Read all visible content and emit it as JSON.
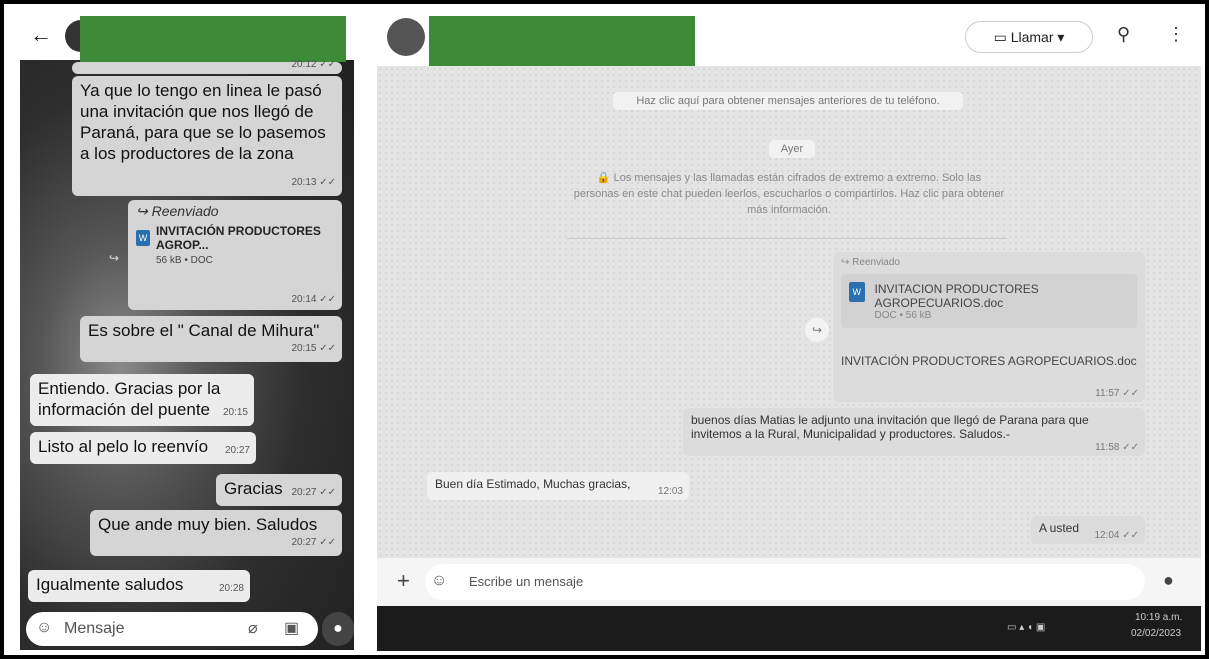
{
  "phone": {
    "back": "←",
    "messages": [
      {
        "text": "Ya que lo tengo en linea le pasó una invitación que nos llegó de Paraná, para que se lo pasemos a los productores de la zona",
        "time": "20:13 ✓✓",
        "partial_time": "20:12 ✓✓"
      },
      {
        "forwarded": "Reenviado",
        "doc_title": "INVITACIÓN PRODUCTORES AGROP...",
        "doc_meta": "56 kB • DOC",
        "time": "20:14 ✓✓"
      },
      {
        "text": "Es sobre el \" Canal de Mihura\"",
        "time": "20:15 ✓✓"
      },
      {
        "text": "Entiendo. Gracias por la información del puente",
        "time": "20:15"
      },
      {
        "text": "Listo al pelo lo reenvío",
        "time": "20:27"
      },
      {
        "text": "Gracias",
        "time": "20:27 ✓✓"
      },
      {
        "text": "Que ande muy bien. Saludos",
        "time": "20:27 ✓✓"
      },
      {
        "text": "Igualmente saludos",
        "time": "20:28"
      }
    ],
    "input_placeholder": "Mensaje",
    "doc_icon": "W"
  },
  "desktop": {
    "call_label": "Llamar",
    "system_note": "Haz clic aquí para obtener mensajes anteriores de tu teléfono.",
    "day_label": "Ayer",
    "encryption_note": "🔒 Los mensajes y las llamadas están cifrados de extremo a extremo. Solo las personas en este chat pueden leerlos, escucharlos o compartirlos. Haz clic para obtener más información.",
    "forwarded": "Reenviado",
    "doc_title": "INVITACION PRODUCTORES AGROPECUARIOS.doc",
    "doc_meta": "DOC • 56 kB",
    "doc_caption": "INVITACIÓN PRODUCTORES AGROPECUARIOS.doc",
    "doc_time": "11:57 ✓✓",
    "msg_out": "buenos días Matias le adjunto una invitación que llegó de Parana para que invitemos a la Rural, Municipalidad y productores. Saludos.-",
    "msg_out_time": "11:58 ✓✓",
    "msg_in": "Buen día Estimado, Muchas gracias,",
    "msg_in_time": "12:03",
    "msg_out2": "A usted",
    "msg_out2_time": "12:04 ✓✓",
    "input_placeholder": "Escribe un mensaje",
    "doc_icon": "W",
    "taskbar_time": "10:19 a.m.",
    "taskbar_date": "02/02/2023"
  }
}
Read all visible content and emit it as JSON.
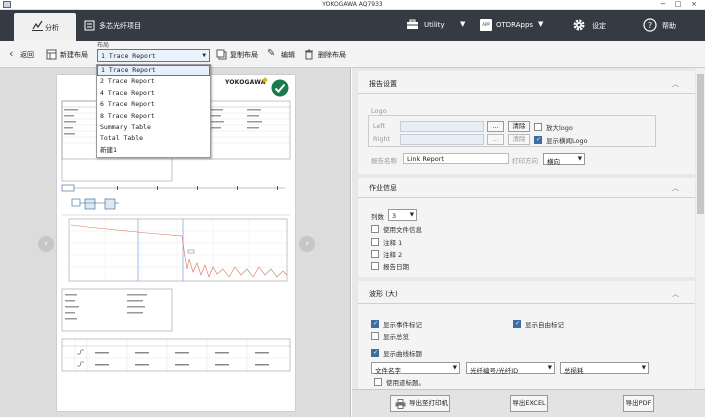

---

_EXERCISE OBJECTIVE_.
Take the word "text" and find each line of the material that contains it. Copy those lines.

_TASK SOLUTION_.
        "text": "Ya que lo tengo en linea le pasó una invitación que nos llegó de Paraná, para que se lo pasemos a los productores de la zona",
        "text": "Es sobre el \" Canal de Mihura\"",
        "text": "Entiendo. Gracias por la información del puente",
        "text": "Listo al pelo lo reenvío",
        "text": "Gracias",
        "text": "Que ande muy bien. Saludos",
        "text": "Igualmente saludos",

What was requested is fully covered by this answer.